Taste, not haste
ROWN the heads, livers, hearts and gizzards of the 10 thrushes with the juniper berries. Add a small glass of Marsala and pour over the cooked birds. Heat through and add to the risotto, arranged in a nest on a round serving dish.’’
It may sound medieval and disturbingly reminiscent of
but this recipe is quite modern (1968) and one of the more visceral contributions to
the collected culinary wisdom of the people of Alba, a town in the Piedmont region of Italy, published in 1996.
It is testimony to how little food has changed during the centuries in this bastion of gastronomic conservatism.

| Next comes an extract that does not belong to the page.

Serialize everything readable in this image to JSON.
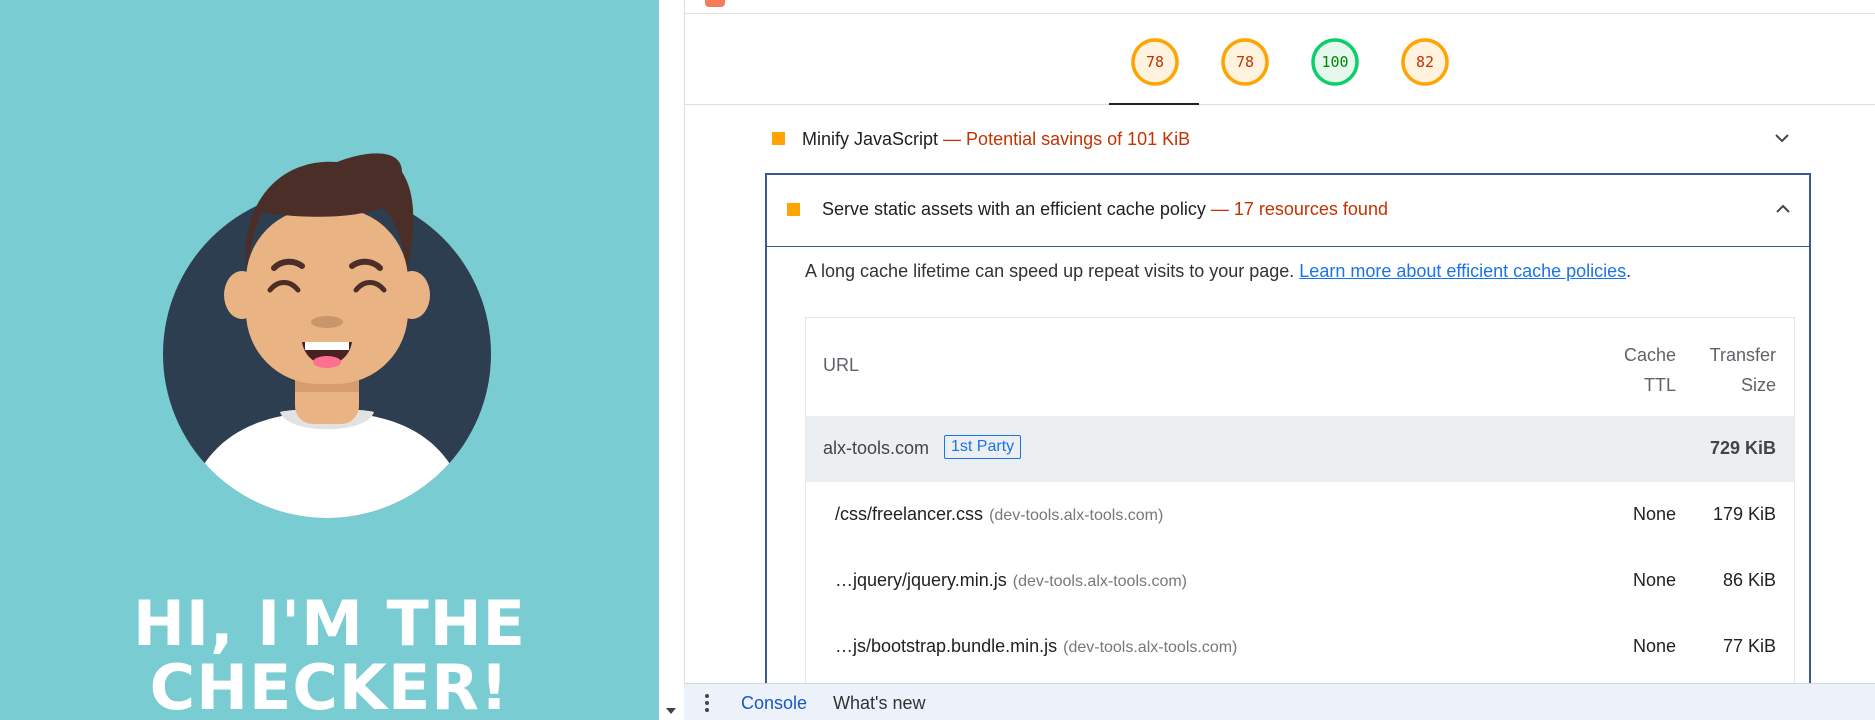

Here, you will find no molecular tomfoolery a la Moreno Cedroni, the two Michelin-starred Italian chef who invented ‘‘ susci’’ (Mediterranean sushi) in the mid-1980s and still serves dishes such as cauliflower soup with cuttlefish eggs and anchovy ice cream at his Madonnina del Pescatore restaurant in Senigallia, in the Marche region. In this hillier, chillier district of northwest Italy, such dishes would be banned because they stray too far from the noble tradition of Italian cooking, as championed by the Slow Food movement at its headquarters in Bra, a small town in southern Piedmont.
In 1997, to keep standards high, the guardians of la cucina Albese (the local style of cooking) founded a university of fine food here, the Italian Culinary Institute for Foreigners. Occupying an entire floor of a medieval fortress in Costigliole d’Asti, it has echoes of an Ivy League university or the Sorbonne. Step through its portals and you will see chefs in starched linen tunics and tall white toques, food ambassadors who will learn the finer nuances of true Italian cuisine and convey them back to their home countries.
One specialty they will cook is bollito misto (‘‘boiled mixed meats’’), the regional dish of Piedmont. Traditionally, it is made with seven types of flesh — beef, veal, pork, chicken, calf’s head, stuffed pig’s trotter (zampone) and sausage (cotechino) — plus seven vegetables and seven condiments. Near the French border, the Gallic influence is strong, with lumache (snails) and rane (frogs) featuring on menus. You will also find pheasant, partridge, boar and fungi from the woods of the misty Langhe hills; and chub, barbel, eels and crayfish from the rivers.
In Alba, you can shop for local produce at the up-market food emporiums (think Gucci, not Coles) that line the quiet, cobbled streets, or buy fruit, vegetables, herbs, wine and cheese at the farmers market in the shadow of Il Duomo.
The town is world-famous for its white truffles, sold at the covered market every Saturday and Sunday throughout October and on the first weekend of November. During that period, regional specialties are showcased every day at the annual truffle fair, which culminates in a glitzy charity auction. Held at a nearby castle, it is attended by international
White gold: The king of truffles super-chefs and local celebrities. In 2007, a banker from Hong Kong bid
for the final lot, a twin truffle weighing less than 1kg. Ordinarily, white truffles change hands for about
($2950) a kilogram while the less prestigious black (mainly from France) cost
Eating out in Piedmont is refresh- ingly cheap, however. Take pot luck with any family osteria in Cherasco, Cuneo, Fossano or Bra and you will pay about a head for a seemingly endless succession of courses: lardo (shavings of silky white pork fat), cardo (cardoon, similar to an artichoke), grilled peppers with cauda (a creamy sauce of anchovies and nuts) and risotto flavoured with barolo.
Brick-red or garnet in colour, barolo is my favourite Italian wine, made famous by the likes of Enzo Boglietti, Fontanafredda, Prunotto and Pio Cesare, but also lovingly crafted by a handful of smaller boutique winemakers. More famous still is barbaresco, marketed to the world by Angelo Gaja, Piedmont’s most evangelical winemaker. The area also produces the fiery, brain-numbing Grappa San Stefano Manzoni, distilled from barolo, the ‘‘ King of Wines’’. The Daily Telegraph, London The 79th International White Truffle Fair of Alba will be held from October 3 to November 8. More: www.fieradeltartufo.org/en. www.langheroero.it www.italiantourism.com.au www.slowfood.com